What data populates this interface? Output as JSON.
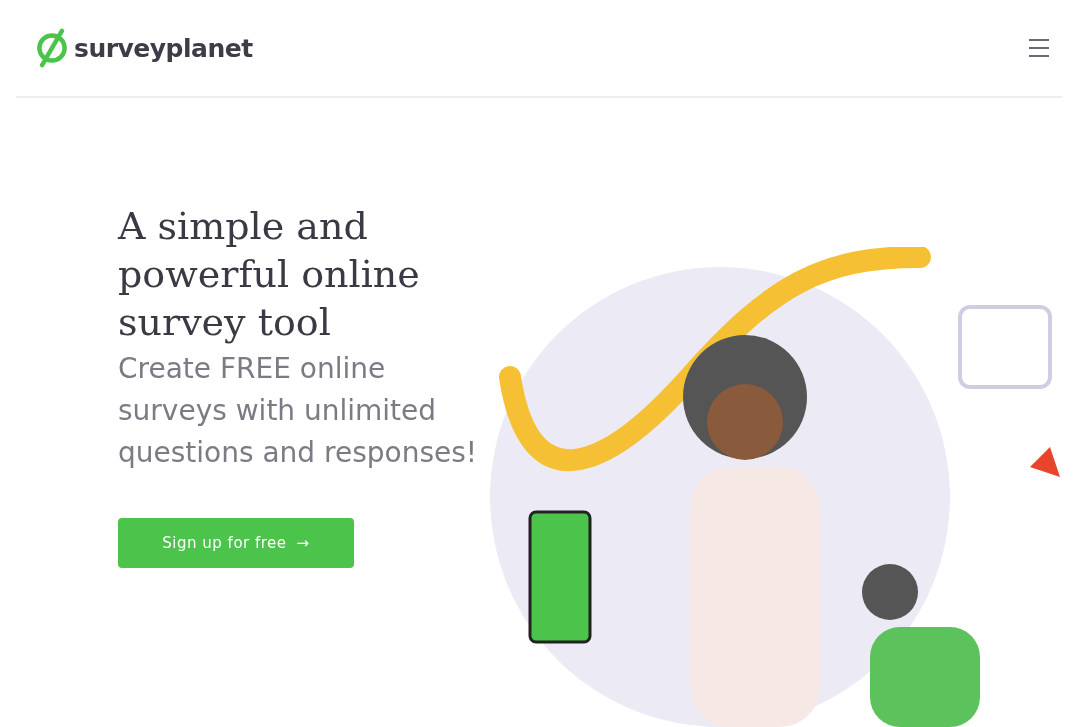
{
  "header": {
    "logo_text": "surveyplanet"
  },
  "hero": {
    "headline": "A simple and powerful online survey tool",
    "subheadline": "Create FREE online surveys with unlimited questions and responses!",
    "cta_button": {
      "label": "Sign up for free",
      "arrow": "→"
    }
  }
}
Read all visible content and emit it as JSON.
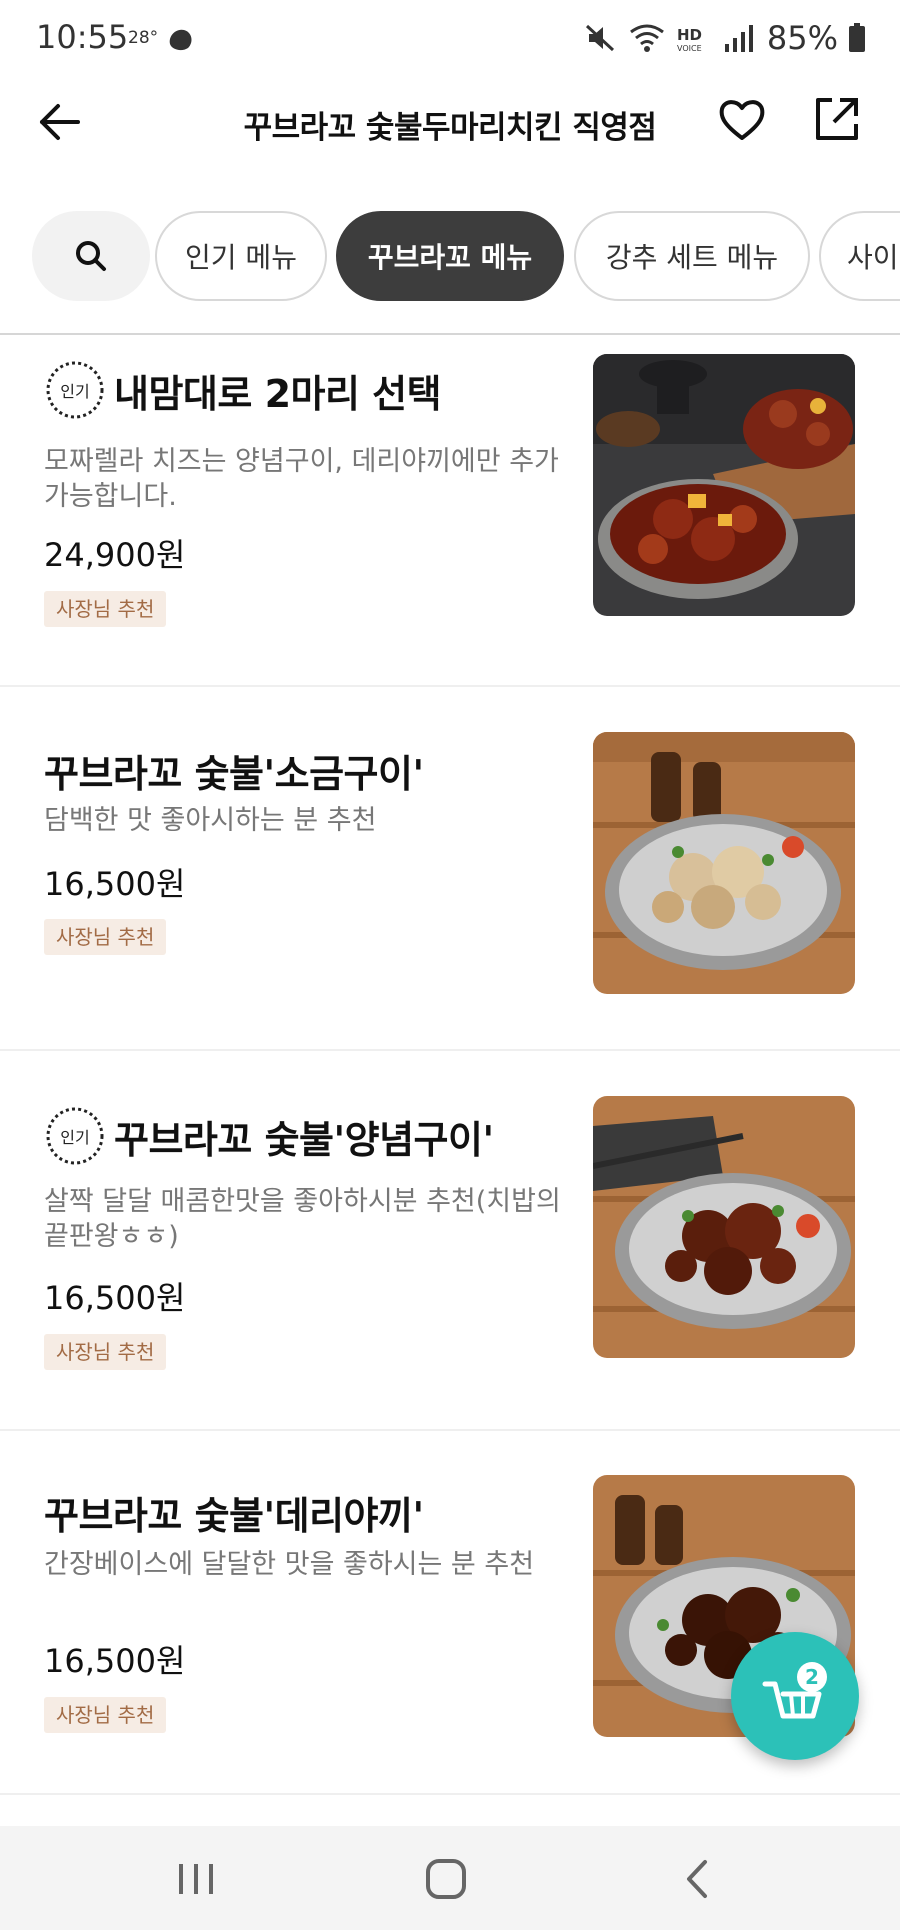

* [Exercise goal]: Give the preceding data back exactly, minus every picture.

* [Response to this exercise]:
What data populates this interface? Output as JSON.
{
  "header": {
    "logo_text": "surveyplanet"
  },
  "hero": {
    "headline": "A simple and powerful online survey tool",
    "subheadline": "Create FREE online surveys with unlimited questions and responses!",
    "cta_button": {
      "label": "Sign up for free",
      "arrow": "→"
    }
  }
}
Read all visible content and emit it as JSON.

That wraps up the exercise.